CR: It’s been a long road. We have a wonderful board now. We have wonderful staff members and volunteers.   

We stopped by to meet with…

CR: Cynthia Riesgo. I am board member at Humane Society of St Lucie County and also the animal behaviorist trainer here at the shelter.

And Ronnie Piccolo, who wants us to know they have many dogs and cats who need homes.

RP: I am Ronnie Piccolo. I’m a volunteer. I take the pictures and do the comments and the videos for the doggies for our website. If it’s a lap dog, I am going to say it’s a lap dog. If it’s an active dog, I am going to say it’s an active dog. I just want the dog not to come back. I want a perfect marriage! 

Picollo has volunteered at shelters for 20 years.

RP: It is an absolute passion. It truly is. Every time a dog walks out the door it’s a victory. Especially when the tail is wagging… The last thing you see is a waggy tail that goes out the door. It’s just… it’s a passion.

They give us a tour. It’s clean, bright, spacious. The sound you hear are numerous fans blowing to keep the air circulating comfortably in the dog kennel area.

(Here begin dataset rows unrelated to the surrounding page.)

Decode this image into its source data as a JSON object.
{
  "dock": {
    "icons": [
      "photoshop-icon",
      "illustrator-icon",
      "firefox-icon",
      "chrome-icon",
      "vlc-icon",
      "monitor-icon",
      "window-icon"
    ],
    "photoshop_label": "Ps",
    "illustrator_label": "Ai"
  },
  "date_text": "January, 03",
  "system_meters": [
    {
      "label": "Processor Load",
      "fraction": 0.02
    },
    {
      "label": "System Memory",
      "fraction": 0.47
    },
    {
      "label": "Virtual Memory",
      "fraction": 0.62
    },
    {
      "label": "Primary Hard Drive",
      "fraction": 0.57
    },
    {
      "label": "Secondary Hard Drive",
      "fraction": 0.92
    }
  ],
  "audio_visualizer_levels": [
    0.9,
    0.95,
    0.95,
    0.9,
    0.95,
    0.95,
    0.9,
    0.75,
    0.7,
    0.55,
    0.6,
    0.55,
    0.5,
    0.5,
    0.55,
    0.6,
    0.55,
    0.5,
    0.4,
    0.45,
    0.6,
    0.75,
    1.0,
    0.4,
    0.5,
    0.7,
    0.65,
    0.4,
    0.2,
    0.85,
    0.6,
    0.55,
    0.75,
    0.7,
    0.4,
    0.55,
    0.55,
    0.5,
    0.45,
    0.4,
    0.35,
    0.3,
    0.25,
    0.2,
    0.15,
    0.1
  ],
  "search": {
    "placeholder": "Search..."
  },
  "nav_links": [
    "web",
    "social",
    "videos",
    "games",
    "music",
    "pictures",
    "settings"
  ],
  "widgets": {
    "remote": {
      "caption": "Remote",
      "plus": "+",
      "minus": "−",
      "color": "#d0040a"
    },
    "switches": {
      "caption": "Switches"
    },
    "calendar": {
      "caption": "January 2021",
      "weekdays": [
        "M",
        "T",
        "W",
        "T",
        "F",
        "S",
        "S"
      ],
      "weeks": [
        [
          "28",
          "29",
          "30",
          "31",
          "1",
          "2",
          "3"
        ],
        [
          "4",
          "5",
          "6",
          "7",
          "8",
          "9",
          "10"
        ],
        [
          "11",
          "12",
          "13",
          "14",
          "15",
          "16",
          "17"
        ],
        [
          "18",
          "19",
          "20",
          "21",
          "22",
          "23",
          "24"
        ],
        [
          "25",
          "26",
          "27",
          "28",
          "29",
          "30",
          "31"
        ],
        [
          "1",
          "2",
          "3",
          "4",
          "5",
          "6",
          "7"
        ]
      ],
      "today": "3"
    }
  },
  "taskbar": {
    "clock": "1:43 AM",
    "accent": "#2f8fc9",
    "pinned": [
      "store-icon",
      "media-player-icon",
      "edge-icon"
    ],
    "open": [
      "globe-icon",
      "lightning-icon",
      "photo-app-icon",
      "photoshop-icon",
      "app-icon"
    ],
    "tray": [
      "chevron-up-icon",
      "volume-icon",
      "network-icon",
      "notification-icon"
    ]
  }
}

CR: This is our east quarantine location.

When animals first arrive, they are put into quarantine. They also receive medical treatment and behavioral training if they need it.

(dogs barking)

CR: This is our west side… We have 48 kennels all together. As you see everybody’s comfy cozy with blankets and full waters and food. We have a system of cleaning the kennels so they are always in a clean kennel.

Some kennels have instructions for medications on their doors.

CR: Yep some of these are on medications that dogs need for one reason or another and you know this is one of the reasons why we really love those donations coming in cause there’s meds there’s foods there’s care for the animals. There’s staff pay. There’s a lot of things that go into consideration when running a shelter like this.

We go through a wash area and food prep room, and then see the cats. That’s when we meet our Siamese friend.

(Siamese cat meows)

CR: He’s a character.

TOC: What a different sound, right ?

CR: That’s Siamese for you. He’s a love bug too.

He and about a dozen other regular domestic cats are each in their own kennel space in a large clean room.

CR: All these cats are ready to go.

The shelter also offers food, vet care and training services to the community.

RG: These are all services that we offer to the community at no charge to them so that they can keep their dog in their home. They need food on a monthly basis, they can come in and grab and bag of food. They need training? One of our trainers is going to go to their home to help them out.

They also give regular training classes at the shelter.

CR: Anyone who wants to come out and just learn the basics. Simply a dog just jumping up can be annoying after a while. It’s a simple fix and so we offer things like that to the community.

Future plans include an agility field and a Reflection Garden.

CR: It is the new Humane Society. There’s lots of new things going on. Positive things going on.

Learn more here: https://www.hsslc.org/p/10/adoption#.XnFAzXJ7m70